Have you ever taken any classes offered from the Africology and African American Studies department? This might be the perfect time to look into it, as they have never been more relevant. From President Obama’s last few years in office to protests starting in Ferguson and New York spreading across the nation, issues of race in the United States are constant front page news stories and affect millions of Americans every day.
Most of the students who go on to become African American Studies majors started by taking some of the classes to fulfill gen. ed. requirements or just because the topic sounded interesting. While an interesting topic is one reason to take a class, there are actually a multitude of benefits for majoring in African American Studies. For example, just some of the career doors African American Studies opens include:
The limits are really up to you as you think of new ways to apply the skills you can learn here. Even if you don’t major in AAAS, like the ~1,000 students who take classes in the department you can take away valuable lessons and perspectives that can give you a new view when approaching other departments and topics.
Some of the most popular classes to serve as an introduction to both the subject and the department as a whole are Intro to African American Studies, (obviously) Intro to African Civilization, Politics and the African American Experience, and Contemporary Africa: Struggle and Prospects.
From the department:
The mission of the Department of Africology and African American Studies (AAAS) is to provide robust and critical programs of study, research and service on the African world experience–including a particular focus on the life and culture of people of African descent in the Americas. The department pursues its mission by cultivating successive cadres of students imbued with community consciousness and equipped with intellectual tools for shaping the world of the present and the future, community engagement and pertinent careers.
AAAS engages in its study of the African descent population in the United States, the African diaspora, and the African continent itself, using a broad array of interdisciplinary tools. It has touchstones in all branches of human endeavor. The multi-racial and multi-ethnic reality that is the United States and the world today has been shaped by the grand forces of human history, including science, technology, culture, entrepreneurship, environment, politics, literature, art, law, and education. Together with the overarching themes of the human experience–ideas, power, structure, and sustainability—these forces predominate as items of study within the multi-subject curriculum of AAAS.
All students graduating from EMU will enter a world in which these same forces and concerns will be all defining.

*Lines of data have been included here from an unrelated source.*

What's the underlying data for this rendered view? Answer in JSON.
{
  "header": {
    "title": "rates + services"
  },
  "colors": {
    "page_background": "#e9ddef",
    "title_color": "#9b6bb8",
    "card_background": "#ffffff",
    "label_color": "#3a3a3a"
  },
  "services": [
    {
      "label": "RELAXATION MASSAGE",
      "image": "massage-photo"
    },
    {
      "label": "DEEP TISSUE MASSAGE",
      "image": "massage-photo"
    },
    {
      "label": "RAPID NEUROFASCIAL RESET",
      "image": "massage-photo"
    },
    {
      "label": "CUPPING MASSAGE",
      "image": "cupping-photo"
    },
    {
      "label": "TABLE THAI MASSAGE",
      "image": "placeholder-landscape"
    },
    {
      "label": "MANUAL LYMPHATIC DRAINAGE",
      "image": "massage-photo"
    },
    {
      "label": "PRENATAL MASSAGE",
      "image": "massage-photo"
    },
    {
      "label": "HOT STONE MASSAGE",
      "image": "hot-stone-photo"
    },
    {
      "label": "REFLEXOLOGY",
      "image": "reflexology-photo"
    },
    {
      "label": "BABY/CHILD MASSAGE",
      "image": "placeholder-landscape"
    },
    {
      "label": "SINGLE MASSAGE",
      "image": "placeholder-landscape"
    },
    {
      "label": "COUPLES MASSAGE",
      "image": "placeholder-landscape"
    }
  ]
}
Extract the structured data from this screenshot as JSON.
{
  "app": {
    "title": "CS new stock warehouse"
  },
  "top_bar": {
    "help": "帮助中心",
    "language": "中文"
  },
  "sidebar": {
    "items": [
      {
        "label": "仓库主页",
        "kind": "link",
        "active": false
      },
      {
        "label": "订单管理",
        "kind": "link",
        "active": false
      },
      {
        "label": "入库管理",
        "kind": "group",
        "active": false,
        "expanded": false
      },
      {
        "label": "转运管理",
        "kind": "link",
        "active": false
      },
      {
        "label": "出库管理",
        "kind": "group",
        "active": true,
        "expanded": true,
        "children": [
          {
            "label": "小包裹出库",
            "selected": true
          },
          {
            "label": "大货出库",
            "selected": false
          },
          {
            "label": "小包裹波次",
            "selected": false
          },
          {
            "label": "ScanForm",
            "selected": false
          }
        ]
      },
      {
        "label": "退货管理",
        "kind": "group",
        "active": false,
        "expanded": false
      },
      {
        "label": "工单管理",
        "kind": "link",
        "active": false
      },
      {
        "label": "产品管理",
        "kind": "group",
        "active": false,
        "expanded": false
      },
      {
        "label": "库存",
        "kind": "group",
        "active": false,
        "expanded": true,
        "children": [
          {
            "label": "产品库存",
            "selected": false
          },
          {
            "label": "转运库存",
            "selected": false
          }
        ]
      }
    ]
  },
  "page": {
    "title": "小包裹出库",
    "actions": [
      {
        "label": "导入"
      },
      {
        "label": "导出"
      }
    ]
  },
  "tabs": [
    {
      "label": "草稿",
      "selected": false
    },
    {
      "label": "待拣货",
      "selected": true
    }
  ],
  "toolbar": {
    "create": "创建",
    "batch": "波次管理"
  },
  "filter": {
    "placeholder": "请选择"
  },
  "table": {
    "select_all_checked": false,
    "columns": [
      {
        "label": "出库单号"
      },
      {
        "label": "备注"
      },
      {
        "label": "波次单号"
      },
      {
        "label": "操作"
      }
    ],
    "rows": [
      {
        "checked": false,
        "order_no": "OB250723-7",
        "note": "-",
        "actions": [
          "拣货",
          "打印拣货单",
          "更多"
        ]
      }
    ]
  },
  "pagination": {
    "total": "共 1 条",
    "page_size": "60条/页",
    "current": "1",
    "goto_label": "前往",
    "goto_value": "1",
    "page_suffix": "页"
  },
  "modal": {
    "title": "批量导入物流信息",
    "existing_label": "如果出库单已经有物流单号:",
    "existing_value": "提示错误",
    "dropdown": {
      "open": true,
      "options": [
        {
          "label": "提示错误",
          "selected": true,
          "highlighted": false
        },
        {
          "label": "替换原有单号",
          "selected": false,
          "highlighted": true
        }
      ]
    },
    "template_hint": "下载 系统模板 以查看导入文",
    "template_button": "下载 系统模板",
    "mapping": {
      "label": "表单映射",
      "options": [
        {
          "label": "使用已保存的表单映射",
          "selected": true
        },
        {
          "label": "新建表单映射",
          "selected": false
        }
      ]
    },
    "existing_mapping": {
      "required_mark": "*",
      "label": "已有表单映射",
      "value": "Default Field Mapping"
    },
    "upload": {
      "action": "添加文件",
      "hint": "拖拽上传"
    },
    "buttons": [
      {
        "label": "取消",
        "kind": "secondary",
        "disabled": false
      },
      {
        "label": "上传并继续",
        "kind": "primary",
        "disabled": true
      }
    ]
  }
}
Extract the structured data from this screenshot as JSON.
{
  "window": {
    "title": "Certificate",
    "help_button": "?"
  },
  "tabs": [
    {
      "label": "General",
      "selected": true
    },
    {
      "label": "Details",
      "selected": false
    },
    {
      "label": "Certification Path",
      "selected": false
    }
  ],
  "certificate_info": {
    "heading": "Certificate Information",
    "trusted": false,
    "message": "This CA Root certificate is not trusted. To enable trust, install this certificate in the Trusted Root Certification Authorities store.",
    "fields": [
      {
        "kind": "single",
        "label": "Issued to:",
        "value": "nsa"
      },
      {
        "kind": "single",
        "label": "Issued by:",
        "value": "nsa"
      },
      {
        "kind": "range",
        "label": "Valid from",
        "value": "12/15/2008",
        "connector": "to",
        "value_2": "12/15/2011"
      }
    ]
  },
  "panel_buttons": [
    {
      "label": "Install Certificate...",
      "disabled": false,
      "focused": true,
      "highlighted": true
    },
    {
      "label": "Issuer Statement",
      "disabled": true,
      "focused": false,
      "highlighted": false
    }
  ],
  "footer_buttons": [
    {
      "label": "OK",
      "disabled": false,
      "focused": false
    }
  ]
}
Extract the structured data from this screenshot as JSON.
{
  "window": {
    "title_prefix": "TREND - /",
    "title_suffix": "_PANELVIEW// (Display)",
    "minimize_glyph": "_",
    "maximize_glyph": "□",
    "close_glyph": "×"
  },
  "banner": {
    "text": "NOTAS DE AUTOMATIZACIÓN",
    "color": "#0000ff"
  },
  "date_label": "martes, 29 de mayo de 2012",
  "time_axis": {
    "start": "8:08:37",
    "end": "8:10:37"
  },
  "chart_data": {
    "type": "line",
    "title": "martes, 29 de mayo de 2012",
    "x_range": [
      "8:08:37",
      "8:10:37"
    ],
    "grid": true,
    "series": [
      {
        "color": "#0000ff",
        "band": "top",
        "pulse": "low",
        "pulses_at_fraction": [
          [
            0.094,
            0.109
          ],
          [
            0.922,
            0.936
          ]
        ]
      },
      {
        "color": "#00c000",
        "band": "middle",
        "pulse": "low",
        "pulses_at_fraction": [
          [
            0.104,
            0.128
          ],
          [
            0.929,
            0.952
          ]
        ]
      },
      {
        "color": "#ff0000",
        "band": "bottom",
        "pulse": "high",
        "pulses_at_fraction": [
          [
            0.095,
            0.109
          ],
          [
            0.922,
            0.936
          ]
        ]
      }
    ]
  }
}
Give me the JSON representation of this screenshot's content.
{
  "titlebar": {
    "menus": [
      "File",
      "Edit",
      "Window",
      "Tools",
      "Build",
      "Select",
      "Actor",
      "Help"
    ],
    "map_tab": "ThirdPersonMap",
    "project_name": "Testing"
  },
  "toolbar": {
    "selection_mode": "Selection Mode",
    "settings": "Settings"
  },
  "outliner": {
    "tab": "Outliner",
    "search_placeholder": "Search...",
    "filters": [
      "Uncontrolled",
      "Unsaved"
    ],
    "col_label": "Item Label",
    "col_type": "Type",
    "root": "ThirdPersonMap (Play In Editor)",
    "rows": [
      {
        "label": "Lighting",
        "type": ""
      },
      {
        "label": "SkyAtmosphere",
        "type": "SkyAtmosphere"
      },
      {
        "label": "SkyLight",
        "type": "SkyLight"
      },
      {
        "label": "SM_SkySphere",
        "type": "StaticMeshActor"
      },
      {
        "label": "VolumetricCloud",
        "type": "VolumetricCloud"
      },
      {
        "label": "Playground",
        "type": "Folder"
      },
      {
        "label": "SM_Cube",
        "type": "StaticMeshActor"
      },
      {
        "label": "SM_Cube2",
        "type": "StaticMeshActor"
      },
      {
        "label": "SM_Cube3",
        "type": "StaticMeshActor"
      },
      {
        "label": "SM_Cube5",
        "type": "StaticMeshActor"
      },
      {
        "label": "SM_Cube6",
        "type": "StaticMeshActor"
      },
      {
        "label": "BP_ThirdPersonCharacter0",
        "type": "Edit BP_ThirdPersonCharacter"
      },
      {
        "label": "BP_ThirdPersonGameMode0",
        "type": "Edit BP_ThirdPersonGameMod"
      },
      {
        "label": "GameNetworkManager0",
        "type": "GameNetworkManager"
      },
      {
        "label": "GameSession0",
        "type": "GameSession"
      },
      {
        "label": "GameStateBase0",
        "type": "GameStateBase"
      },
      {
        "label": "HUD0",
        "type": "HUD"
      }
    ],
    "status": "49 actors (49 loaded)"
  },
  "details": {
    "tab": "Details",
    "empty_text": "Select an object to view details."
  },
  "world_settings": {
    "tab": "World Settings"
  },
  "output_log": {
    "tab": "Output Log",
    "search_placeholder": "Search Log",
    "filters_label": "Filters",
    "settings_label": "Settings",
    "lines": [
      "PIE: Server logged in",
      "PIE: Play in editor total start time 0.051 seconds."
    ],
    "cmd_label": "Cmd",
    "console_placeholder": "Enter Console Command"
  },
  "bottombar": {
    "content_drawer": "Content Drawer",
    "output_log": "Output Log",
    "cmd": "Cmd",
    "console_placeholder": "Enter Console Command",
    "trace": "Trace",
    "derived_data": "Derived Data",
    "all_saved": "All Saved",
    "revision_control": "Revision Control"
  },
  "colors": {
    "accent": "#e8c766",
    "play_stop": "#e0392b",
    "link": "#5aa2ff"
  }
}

Interweaving themselves throughout every geo-political setting in the world will be the variables of race, ethnicity, class, religion, and gender–issues at the heart of the inquiry in AAAS. Ultimately, a graduate of African American Studies is expected to possess knowledge, skills, and techniques necessary for effective functioning in a multicultural, multiracial, and technologically advanced society.
As a concrete expression of its mission, the department currently offers a bachelor’s degree program in African American Studies, a minor in African American Studies, a graduate certificate in African American Studies and an undergraduate certificate in African Studies.